US politicians have been urging tech companies to weaken the security of smartphones and other products by inserting encryption backdoors that let the government access personal data.

Numerous tech companies—including Apple—have come out strongly against the idea, saying that encryption backdoors would expose the personal data of ordinary consumers, not just terrorists.

But tech company leaders aren’t all joining the fight against the deliberate weakening of encryption. AT&T CEO Randall Stephenson said this week that AT&T, Apple, and other tech companies shouldn’t have any say in the debate.

“I don’t think it is Silicon Valley’s decision to make about whether encryption is the right thing to do,” Stephenson said in an interview with The Wall Street Journal. “I understand [Apple CEO] Tim Cook’s decision, but I don’t think it’s his decision to make.”

AT&T has been criticized repeatedly for its cooperation with the US National Security Agency, but Stephenson says his company has been singled out unfairly.

“‘It is silliness to say there’s some kind of conspiracy between the US government and AT&T,’ he said, adding that the company turns over information only when accompanied by a warrant or court order,” the Journal reported yesterday.

While presidential candidate Hillary Clinton called for a “Manhattan-like project” to help law enforcement break into encrypted communications, Cook argues that it’s impossible to make an encryption backdoor that can be used only by law enforcement. “The reality is if you put a backdoor in, that backdoor’s for everybody, for good guys and bad guys,” Cook said last month.

Security researchers recently discovered a backdoor password in Juniper firewall code. Researchers also found a deliberately concealed backdoor in dozens of products sold by a company that supplies audio-visual and building control equipment to the US Army, White House, and other security-conscious organizations.

FBI Director James Comey told lawmakers in October that the Obama administration won’t ask Congress for legislation requiring tech companies to install backdoors in their products, but he said the administration would continue lobbying companies to create backdoors even though they’re not required to.

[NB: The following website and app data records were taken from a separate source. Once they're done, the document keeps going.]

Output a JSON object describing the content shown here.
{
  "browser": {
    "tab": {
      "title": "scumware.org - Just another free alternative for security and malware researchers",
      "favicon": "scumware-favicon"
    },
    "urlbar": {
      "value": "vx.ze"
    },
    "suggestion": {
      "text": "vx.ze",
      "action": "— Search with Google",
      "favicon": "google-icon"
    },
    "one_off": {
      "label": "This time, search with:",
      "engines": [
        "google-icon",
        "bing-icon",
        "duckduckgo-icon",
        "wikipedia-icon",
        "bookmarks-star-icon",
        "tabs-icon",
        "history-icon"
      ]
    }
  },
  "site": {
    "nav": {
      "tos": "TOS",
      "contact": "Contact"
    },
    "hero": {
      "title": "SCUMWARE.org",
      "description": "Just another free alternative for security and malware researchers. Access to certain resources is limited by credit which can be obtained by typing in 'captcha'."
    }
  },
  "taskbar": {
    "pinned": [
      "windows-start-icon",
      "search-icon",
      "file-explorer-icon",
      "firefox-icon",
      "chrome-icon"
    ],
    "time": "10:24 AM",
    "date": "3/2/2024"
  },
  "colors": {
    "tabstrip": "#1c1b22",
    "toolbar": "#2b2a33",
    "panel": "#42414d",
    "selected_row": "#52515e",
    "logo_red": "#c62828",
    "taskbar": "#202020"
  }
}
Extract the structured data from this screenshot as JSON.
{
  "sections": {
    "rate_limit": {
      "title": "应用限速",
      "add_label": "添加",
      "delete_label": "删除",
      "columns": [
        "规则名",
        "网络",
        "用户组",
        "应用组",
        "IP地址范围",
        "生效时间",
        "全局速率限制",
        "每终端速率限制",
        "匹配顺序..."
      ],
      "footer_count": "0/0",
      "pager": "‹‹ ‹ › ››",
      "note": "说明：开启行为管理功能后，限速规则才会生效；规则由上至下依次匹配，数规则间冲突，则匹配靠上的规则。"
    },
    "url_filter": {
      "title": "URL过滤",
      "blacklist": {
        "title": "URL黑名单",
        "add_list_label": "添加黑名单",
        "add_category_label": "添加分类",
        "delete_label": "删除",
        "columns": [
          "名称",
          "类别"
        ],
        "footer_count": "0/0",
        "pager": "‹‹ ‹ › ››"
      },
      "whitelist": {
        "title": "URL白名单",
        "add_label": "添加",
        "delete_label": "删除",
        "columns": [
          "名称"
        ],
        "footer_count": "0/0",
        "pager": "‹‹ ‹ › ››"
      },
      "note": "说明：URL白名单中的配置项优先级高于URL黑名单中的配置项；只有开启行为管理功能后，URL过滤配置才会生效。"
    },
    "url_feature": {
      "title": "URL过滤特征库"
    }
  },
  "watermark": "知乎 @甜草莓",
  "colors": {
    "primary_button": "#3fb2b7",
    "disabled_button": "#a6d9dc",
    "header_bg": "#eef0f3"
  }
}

Despite AT&T sitting out the debate, plenty of tech companies balk at the idea. A letter to President Obama protesting deliberate weakening of security last year was signed by Adobe, Apple, Cisco, CloudFlare, Dropbox, Evernote, Facebook, Google, Level 3, Microsoft, Mozilla, Rackspace, Symantec, Tumblr, Twitter, and others. AT&T did not sign the letter.